Items from an interface collection:
--------
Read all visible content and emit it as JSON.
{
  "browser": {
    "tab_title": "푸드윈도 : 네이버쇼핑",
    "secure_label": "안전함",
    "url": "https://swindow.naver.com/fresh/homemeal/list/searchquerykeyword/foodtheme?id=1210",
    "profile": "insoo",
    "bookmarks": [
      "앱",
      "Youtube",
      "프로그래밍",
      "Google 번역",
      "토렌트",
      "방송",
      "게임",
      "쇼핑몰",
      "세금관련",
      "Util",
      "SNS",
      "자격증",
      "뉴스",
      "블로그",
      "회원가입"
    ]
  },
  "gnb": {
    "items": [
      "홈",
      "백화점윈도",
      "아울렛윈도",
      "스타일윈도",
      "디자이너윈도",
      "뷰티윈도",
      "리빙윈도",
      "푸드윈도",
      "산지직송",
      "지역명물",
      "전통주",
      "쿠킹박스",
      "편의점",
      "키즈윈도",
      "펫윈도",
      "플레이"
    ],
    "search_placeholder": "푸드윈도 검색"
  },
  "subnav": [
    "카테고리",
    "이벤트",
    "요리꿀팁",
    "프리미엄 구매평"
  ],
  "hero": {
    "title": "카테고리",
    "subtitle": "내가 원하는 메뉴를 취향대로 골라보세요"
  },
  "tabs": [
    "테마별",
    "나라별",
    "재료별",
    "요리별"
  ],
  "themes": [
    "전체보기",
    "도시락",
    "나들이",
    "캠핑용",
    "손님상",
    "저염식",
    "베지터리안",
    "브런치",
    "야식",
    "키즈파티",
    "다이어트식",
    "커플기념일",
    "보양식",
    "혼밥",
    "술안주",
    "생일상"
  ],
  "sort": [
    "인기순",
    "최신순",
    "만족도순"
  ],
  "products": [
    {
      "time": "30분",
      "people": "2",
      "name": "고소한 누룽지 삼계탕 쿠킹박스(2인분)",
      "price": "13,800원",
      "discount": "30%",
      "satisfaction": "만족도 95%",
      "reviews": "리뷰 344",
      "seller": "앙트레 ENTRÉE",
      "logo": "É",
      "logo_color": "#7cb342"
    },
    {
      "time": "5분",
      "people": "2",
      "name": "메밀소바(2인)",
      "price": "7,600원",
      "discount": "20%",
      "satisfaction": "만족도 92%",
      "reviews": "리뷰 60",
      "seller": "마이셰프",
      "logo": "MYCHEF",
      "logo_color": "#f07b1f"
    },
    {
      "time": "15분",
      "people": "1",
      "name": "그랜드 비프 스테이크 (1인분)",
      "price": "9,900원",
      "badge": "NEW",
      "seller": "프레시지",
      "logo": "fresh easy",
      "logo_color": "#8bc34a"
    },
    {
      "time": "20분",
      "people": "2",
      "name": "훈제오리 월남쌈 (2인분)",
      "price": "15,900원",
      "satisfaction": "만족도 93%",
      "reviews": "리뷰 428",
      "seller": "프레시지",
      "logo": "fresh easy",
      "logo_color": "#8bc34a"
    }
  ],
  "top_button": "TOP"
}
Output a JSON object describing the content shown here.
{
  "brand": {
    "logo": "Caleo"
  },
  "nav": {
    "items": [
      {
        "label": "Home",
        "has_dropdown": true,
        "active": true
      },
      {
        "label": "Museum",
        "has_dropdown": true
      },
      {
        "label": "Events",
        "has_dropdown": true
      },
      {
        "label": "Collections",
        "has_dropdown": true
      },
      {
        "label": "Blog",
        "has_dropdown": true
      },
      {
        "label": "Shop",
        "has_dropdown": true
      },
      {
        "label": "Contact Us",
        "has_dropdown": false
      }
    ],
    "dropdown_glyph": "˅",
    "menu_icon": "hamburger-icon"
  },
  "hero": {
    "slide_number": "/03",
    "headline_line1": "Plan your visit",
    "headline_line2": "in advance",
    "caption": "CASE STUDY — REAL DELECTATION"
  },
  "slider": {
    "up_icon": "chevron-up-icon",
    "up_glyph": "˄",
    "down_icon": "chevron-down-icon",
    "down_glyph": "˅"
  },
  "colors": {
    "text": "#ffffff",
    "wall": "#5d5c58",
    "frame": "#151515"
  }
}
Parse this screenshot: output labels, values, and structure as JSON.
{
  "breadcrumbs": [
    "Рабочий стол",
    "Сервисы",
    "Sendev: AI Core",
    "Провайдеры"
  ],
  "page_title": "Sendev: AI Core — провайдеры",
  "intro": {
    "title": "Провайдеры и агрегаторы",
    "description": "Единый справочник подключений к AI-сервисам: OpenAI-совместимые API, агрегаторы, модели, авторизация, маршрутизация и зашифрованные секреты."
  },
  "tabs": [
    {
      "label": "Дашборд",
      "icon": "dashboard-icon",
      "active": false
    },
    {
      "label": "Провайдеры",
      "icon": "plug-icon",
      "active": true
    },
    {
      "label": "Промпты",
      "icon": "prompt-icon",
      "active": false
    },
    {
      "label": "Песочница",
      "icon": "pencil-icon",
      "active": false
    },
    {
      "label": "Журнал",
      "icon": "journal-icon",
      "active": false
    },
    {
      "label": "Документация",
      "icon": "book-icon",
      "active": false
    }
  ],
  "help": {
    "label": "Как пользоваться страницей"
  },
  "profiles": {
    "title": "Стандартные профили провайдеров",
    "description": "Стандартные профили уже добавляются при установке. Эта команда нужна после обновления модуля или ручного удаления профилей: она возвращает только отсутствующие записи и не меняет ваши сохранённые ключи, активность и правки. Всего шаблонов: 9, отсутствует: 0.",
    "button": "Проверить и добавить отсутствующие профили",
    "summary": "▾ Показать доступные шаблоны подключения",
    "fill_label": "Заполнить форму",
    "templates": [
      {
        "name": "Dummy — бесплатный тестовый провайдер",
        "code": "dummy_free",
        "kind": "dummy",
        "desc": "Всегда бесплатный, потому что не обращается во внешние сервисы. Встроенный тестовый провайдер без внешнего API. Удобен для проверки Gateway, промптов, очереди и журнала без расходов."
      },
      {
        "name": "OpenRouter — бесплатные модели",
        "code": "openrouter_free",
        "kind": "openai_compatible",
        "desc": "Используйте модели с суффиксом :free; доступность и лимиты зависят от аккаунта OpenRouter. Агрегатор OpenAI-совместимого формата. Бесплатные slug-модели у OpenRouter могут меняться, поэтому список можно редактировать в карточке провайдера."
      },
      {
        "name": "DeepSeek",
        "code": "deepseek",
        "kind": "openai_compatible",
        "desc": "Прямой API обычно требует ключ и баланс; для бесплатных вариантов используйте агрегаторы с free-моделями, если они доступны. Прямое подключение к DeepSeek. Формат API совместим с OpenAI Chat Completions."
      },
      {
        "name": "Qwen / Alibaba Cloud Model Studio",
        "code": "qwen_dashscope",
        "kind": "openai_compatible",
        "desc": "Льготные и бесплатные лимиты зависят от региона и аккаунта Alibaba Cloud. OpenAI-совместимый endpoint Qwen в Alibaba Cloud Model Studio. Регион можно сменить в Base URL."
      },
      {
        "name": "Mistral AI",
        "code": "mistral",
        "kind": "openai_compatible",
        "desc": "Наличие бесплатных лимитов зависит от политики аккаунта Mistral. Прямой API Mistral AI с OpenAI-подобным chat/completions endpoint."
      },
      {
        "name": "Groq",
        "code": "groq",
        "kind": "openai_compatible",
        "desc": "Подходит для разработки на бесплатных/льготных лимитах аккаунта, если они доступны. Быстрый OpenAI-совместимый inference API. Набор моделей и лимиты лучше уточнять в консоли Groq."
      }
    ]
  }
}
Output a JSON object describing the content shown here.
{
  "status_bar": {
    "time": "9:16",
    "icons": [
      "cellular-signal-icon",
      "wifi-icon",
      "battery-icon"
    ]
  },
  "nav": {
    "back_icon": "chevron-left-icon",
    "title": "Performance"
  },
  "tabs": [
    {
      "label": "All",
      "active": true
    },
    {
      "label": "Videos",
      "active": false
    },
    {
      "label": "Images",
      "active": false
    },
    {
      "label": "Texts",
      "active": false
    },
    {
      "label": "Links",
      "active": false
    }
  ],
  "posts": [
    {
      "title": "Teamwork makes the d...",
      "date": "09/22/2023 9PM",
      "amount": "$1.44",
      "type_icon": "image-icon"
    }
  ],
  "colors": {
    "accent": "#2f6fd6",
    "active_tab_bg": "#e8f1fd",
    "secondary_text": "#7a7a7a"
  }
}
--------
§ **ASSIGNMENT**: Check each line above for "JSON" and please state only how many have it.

§ **OUTPUT OF THE TASK**: 4